Yet another scary reason to count down to calamity

Mon, Feb 6, 2012, 00:00

A nation can only take so much emergency, and we’ve been at this since 2008, writes ANN MARIE HOURIHANE

HOW MANY timebombs can one little country take? We’re up to here with blooming timebombs.

The latest is the cancer timebomb, discovered ticking away last week as the World Cancer Research Fund predicted a rise in Ireland of cancer cases of 71.77 per cent between now and 2030. You’ve got to admire the .77 there.

Like many of the timebombs currently throbbing under the tawdry veil of ordinary life, the cancer timebomb is decidedly mixed, if you can screw up the courage to examine it. It seems the huge rise in the predicted number of cancer cases is directly attributable to our ageing population and the way it might throw tumours at you. And the fact our general population has grown. Yerra, never mind all that, it’s a timebomb all the same.

But not so fast, because the cancer timebomb is going to have to get in line behind all the others.

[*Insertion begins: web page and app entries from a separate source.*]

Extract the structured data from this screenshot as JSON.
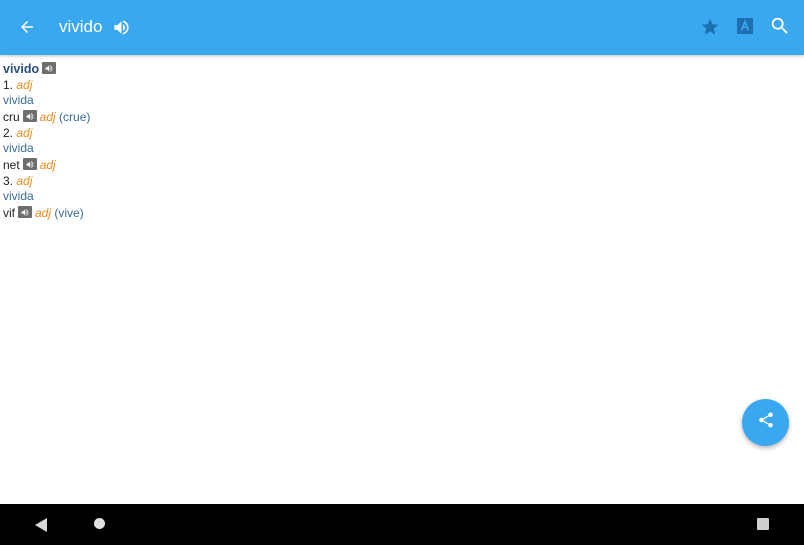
{
  "appbar": {
    "title": "vivido",
    "icons": [
      "back-arrow-icon",
      "speaker-icon",
      "star-icon",
      "translate-icon",
      "search-icon"
    ],
    "color": "#3aa8f0"
  },
  "entry": {
    "headword": "vivido",
    "senses": [
      {
        "number": "1.",
        "pos": "adj",
        "gloss": "vivida",
        "translation": {
          "word": "cru",
          "pos": "adj",
          "feminine": "crue"
        }
      },
      {
        "number": "2.",
        "pos": "adj",
        "gloss": "vivida",
        "translation": {
          "word": "net",
          "pos": "adj",
          "feminine": ""
        }
      },
      {
        "number": "3.",
        "pos": "adj",
        "gloss": "vivida",
        "translation": {
          "word": "vif",
          "pos": "adj",
          "feminine": "vive"
        }
      }
    ]
  },
  "fab": {
    "icon": "share-icon"
  },
  "navbar": {
    "icons": [
      "nav-back-icon",
      "nav-home-icon",
      "nav-recents-icon"
    ]
  },
  "colors": {
    "accent": "#3aa8f0",
    "pos": "#f28a1c",
    "gloss": "#3a6a9b",
    "headword": "#2b4f7a"
  }
}
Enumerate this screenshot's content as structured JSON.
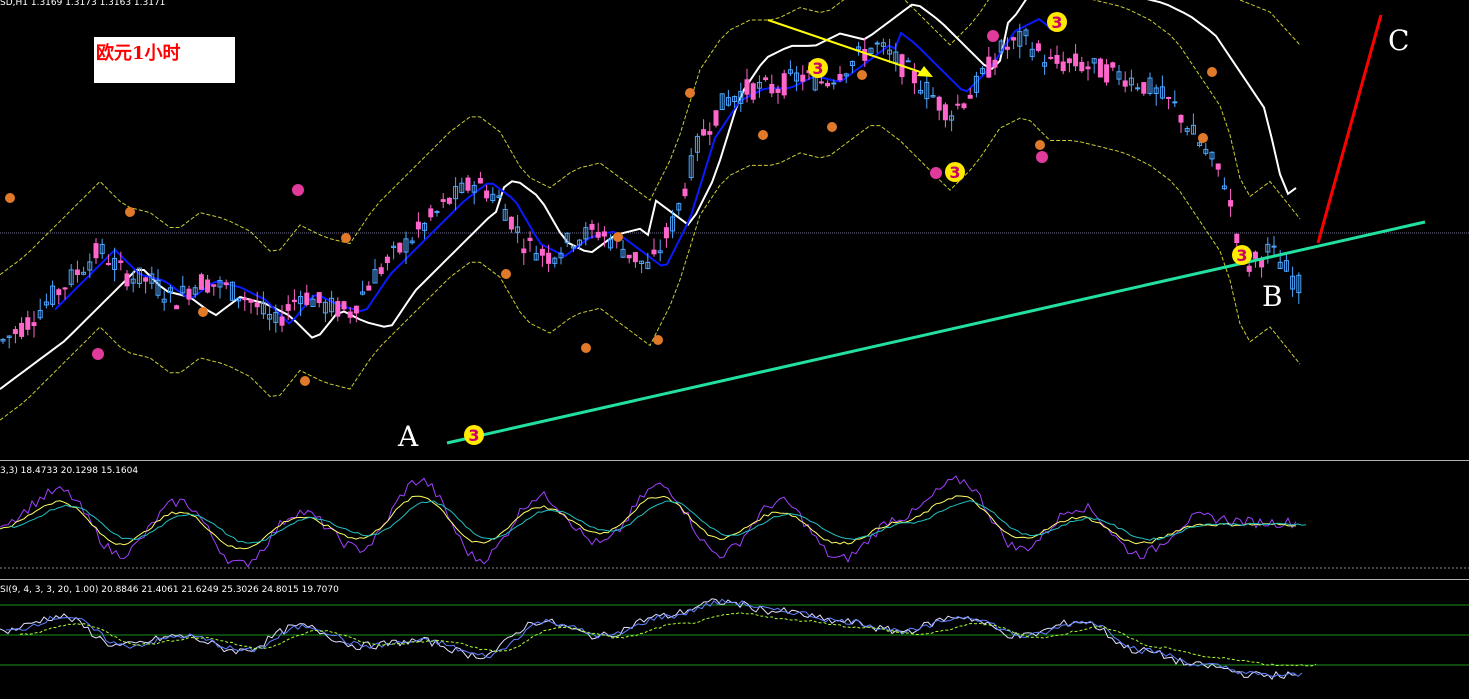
{
  "header": {
    "main": "SD,H1  1.3169 1.3173 1.3163 1.3171",
    "stoch": "3,3) 18.4733 20.1298 15.1604",
    "kdj": "SI(9, 4, 3, 3, 20, 1.00) 20.8846 21.4061 21.6249 25.3026 24.8015 19.7070"
  },
  "title": "欧元1小时",
  "point_labels": {
    "a": "A",
    "b": "B",
    "c": "C"
  },
  "wave_label": "3",
  "colors": {
    "bg": "#000000",
    "bull": "#4da6ff",
    "bear": "#ff66cc",
    "ma_fast": "#0a1aff",
    "ma_slow": "#ffffff",
    "envelope": "#cccc33",
    "trend": "#22e0a0",
    "arrow_up": "#ff0000",
    "arrow_down": "#ffff00",
    "badge": "#ffea00",
    "small_orange": "#e07a2a",
    "small_magenta": "#e03a9a",
    "osc_purple": "#a040ff",
    "osc_yellow": "#ffff66",
    "osc_cyan": "#22c0c0",
    "osc_green": "#aaff33",
    "osc_white": "#e0e0ff",
    "osc_blue": "#6080ff",
    "level_green": "#1a8f1a",
    "sep": "#b0b0b0"
  },
  "chart_data": [
    {
      "type": "candlestick",
      "title": "欧元1小时",
      "series": [
        {
          "name": "price",
          "points": [
            [
              0,
              170
            ],
            [
              25,
              185
            ],
            [
              50,
              205
            ],
            [
              75,
              225
            ],
            [
              100,
              245
            ],
            [
              125,
              225
            ],
            [
              150,
              220
            ],
            [
              175,
              205
            ],
            [
              200,
              220
            ],
            [
              225,
              215
            ],
            [
              250,
              205
            ],
            [
              275,
              185
            ],
            [
              300,
              210
            ],
            [
              325,
              200
            ],
            [
              350,
              195
            ],
            [
              375,
              225
            ],
            [
              400,
              245
            ],
            [
              425,
              265
            ],
            [
              450,
              285
            ],
            [
              475,
              300
            ],
            [
              500,
              285
            ],
            [
              525,
              250
            ],
            [
              550,
              240
            ],
            [
              575,
              255
            ],
            [
              600,
              260
            ],
            [
              625,
              245
            ],
            [
              650,
              230
            ],
            [
              675,
              270
            ],
            [
              700,
              335
            ],
            [
              725,
              365
            ],
            [
              750,
              375
            ],
            [
              775,
              375
            ],
            [
              800,
              385
            ],
            [
              825,
              380
            ],
            [
              850,
              395
            ],
            [
              875,
              410
            ],
            [
              900,
              395
            ],
            [
              925,
              375
            ],
            [
              950,
              355
            ],
            [
              975,
              375
            ],
            [
              1000,
              405
            ],
            [
              1025,
              415
            ],
            [
              1050,
              395
            ],
            [
              1075,
              395
            ],
            [
              1100,
              390
            ],
            [
              1125,
              385
            ],
            [
              1150,
              375
            ],
            [
              1175,
              360
            ],
            [
              1200,
              330
            ],
            [
              1225,
              300
            ],
            [
              1245,
              230
            ],
            [
              1270,
              245
            ],
            [
              1300,
              215
            ]
          ]
        },
        {
          "name": "ma_fast",
          "points": [
            [
              55,
              100
            ],
            [
              80,
              115
            ],
            [
              110,
              140
            ],
            [
              140,
              195
            ],
            [
              170,
              225
            ],
            [
              200,
              250
            ],
            [
              245,
              263
            ],
            [
              270,
              250
            ],
            [
              300,
              225
            ],
            [
              340,
              195
            ],
            [
              380,
              170
            ],
            [
              420,
              140
            ],
            [
              470,
              100
            ],
            [
              510,
              80
            ],
            [
              560,
              62
            ],
            [
              610,
              55
            ],
            [
              660,
              58
            ],
            [
              700,
              80
            ],
            [
              740,
              130
            ],
            [
              780,
              200
            ],
            [
              820,
              265
            ],
            [
              860,
              305
            ],
            [
              900,
              355
            ],
            [
              940,
              400
            ],
            [
              970,
              425
            ],
            [
              1000,
              445
            ],
            [
              1030,
              462
            ],
            [
              1055,
              465
            ]
          ]
        },
        {
          "name": "ma_slow",
          "points": [
            [
              0,
              150
            ],
            [
              50,
              140
            ],
            [
              100,
              150
            ],
            [
              150,
              175
            ],
            [
              200,
              205
            ],
            [
              250,
              225
            ],
            [
              300,
              220
            ],
            [
              350,
              200
            ],
            [
              400,
              185
            ],
            [
              450,
              165
            ],
            [
              500,
              140
            ],
            [
              550,
              110
            ],
            [
              600,
              90
            ],
            [
              650,
              80
            ],
            [
              700,
              75
            ],
            [
              750,
              80
            ],
            [
              800,
              87
            ],
            [
              850,
              90
            ],
            [
              900,
              85
            ],
            [
              950,
              77
            ],
            [
              1000,
              70
            ],
            [
              1050,
              68
            ],
            [
              1100,
              95
            ],
            [
              1150,
              120
            ],
            [
              1200,
              150
            ],
            [
              1250,
              200
            ],
            [
              1300,
              285
            ],
            [
              1350,
              345
            ],
            [
              1400,
              390
            ],
            [
              1450,
              420
            ],
            [
              1500,
              445
            ],
            [
              1530,
              448
            ],
            [
              1560,
              445
            ]
          ]
        }
      ]
    },
    {
      "type": "line",
      "title": "3,3) 18.4733 20.1298 15.1604",
      "series": [
        {
          "name": "purple",
          "points": [
            [
              0,
              50
            ],
            [
              60,
              80
            ],
            [
              120,
              20
            ],
            [
              180,
              70
            ],
            [
              240,
              10
            ],
            [
              300,
              60
            ],
            [
              360,
              25
            ],
            [
              420,
              90
            ],
            [
              480,
              15
            ],
            [
              540,
              75
            ],
            [
              600,
              30
            ],
            [
              660,
              85
            ],
            [
              720,
              20
            ],
            [
              780,
              70
            ],
            [
              840,
              15
            ],
            [
              900,
              55
            ],
            [
              960,
              90
            ],
            [
              1020,
              25
            ],
            [
              1080,
              65
            ],
            [
              1140,
              20
            ],
            [
              1200,
              55
            ],
            [
              1260,
              50
            ],
            [
              1300,
              50
            ]
          ]
        },
        {
          "name": "yellow",
          "points": [
            [
              0,
              45
            ],
            [
              60,
              70
            ],
            [
              120,
              30
            ],
            [
              180,
              60
            ],
            [
              240,
              25
            ],
            [
              300,
              55
            ],
            [
              360,
              35
            ],
            [
              420,
              75
            ],
            [
              480,
              30
            ],
            [
              540,
              65
            ],
            [
              600,
              40
            ],
            [
              660,
              75
            ],
            [
              720,
              35
            ],
            [
              780,
              60
            ],
            [
              840,
              30
            ],
            [
              900,
              50
            ],
            [
              960,
              75
            ],
            [
              1020,
              35
            ],
            [
              1080,
              55
            ],
            [
              1140,
              30
            ],
            [
              1200,
              48
            ],
            [
              1260,
              48
            ],
            [
              1300,
              48
            ]
          ]
        }
      ]
    },
    {
      "type": "line",
      "title": "SI(9, 4, 3, 3, 20, 1.00) 20.8846 21.4061 21.6249 25.3026 24.8015 19.7070",
      "series": [
        {
          "name": "main",
          "points": [
            [
              0,
              60
            ],
            [
              60,
              75
            ],
            [
              120,
              45
            ],
            [
              180,
              55
            ],
            [
              240,
              40
            ],
            [
              300,
              65
            ],
            [
              360,
              45
            ],
            [
              420,
              50
            ],
            [
              480,
              35
            ],
            [
              540,
              70
            ],
            [
              600,
              55
            ],
            [
              660,
              75
            ],
            [
              720,
              90
            ],
            [
              780,
              80
            ],
            [
              840,
              70
            ],
            [
              900,
              60
            ],
            [
              960,
              75
            ],
            [
              1020,
              55
            ],
            [
              1080,
              70
            ],
            [
              1140,
              40
            ],
            [
              1200,
              25
            ],
            [
              1260,
              15
            ],
            [
              1300,
              15
            ]
          ]
        }
      ]
    }
  ]
}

There’s the pensions timebomb, obviously, which is going to blow everyone but public servants into appalling geriatric poverty, and have us dying in dustbins, and then we’ll never be collected. There’s the mortgage timebomb, which is going to blow everyone but property developers and bankers out of their houses. That seems fair.

There’s the credit card timebomb, which was brought about simply by irresponsible women buying extremely expensive handbags, thus bringing their poor husbands to the point of ruin. There’s the obesity timebomb, which needs no explanation.

There is also the dementia timebomb, which we are doing our best to forget.

There’s the emigration timebomb, which is particularly harmful to the GAA. There’s the immigration timebomb, which is hard to translate in real terms.

And then there are the international timebombs, of which the greatest is probably the global warming timebomb, which has the daffs out early. The whole thing is a catastrophe.

So here we have a country that was once cruising on a tide of adrenalin, beginning to shudder to a halt. A nation can only take so much emergency, and we’ve been at this since 2008.

You’ve heard of crisis management. Well in Ireland it may well be that our esteemed leaders don’t manage anything until it is a crisis – and that they don’t do so terribly well at that point either. Or it could just be that esteemed colleagues in the media are trying to whip up a headline . . . Goodness, it’s hard to tell which of those scenarios is more likely.

No wonder the general population is spending more and more of its time in its pyjamas. We are worn out with the worry and the crisis. We’ve got adrenal fatigue. Our anxiety levels are stratospheric. We are reaching the point where we simply cannot look disaster in the face any more; who knew that disaster had so many faces?

It hasn’t escaped our attention either that most of the people making these apocalyptic predictions about timebombs are prosperous types who are well got. They’re chatting to the radio programmes on their mobiles – they are too important to come into the studio – but in fact they could just as well be walking up and down the motorway wearing their “The End Is Nigh” sandwich boards. Which is not what we need right now.

It used to be said, by liberal and reformist types, that the type of Christianity practised in Ireland, both Protestant and Catholic, was particularly joyless and founded on the fear of hellfire. That may or may not have been true – there do seem to have been a lot of “No Singing” signs up in pubs in those apparently desperate days, a cheery sight which is unknown now. But the liberal and reformist types had no sooner got their hands on the levers of power than they started trying to scare us all to death.

In the old days you could go to church and pray like crazy, believing – or simply hoping – this might protect you and your children from harm. There isn’t a whole lot you can do about the pensions/ mortgage/credit card/dementia/immigration/emigration timebombs. We are helpless before them. This is not a good feeling.

Even the obesity and cancer timebombs, which we could partially defuse by changing our own behaviour, are presented to us as already achieved disasters which we can do nothing to prevent, which is simply inaccurate.

It is at this point the country pulls the national duvet over its head and decides to watch television for a living – and not current affairs programmes either. No wonder Downton Abbey has been such a smash. No wonder everybody’s drinking at home.

The Irish used to tiptoe their way around adversity in a genteel manner, hardly naming it. Now we’re being bombarded with crises by the people who are supposed to be on our side – government and media both. Things are bad enough – see the series on Ireland’s Squeezed Middle in this paper this week – without throwing in hysteria as well.

There are those of us who grew up in the age of the bomb scare. It must have been great craic phoning in a hoax bomb scare, but people got tired of all the unnecessary drama and started arresting the hoaxers. It’s just a thought.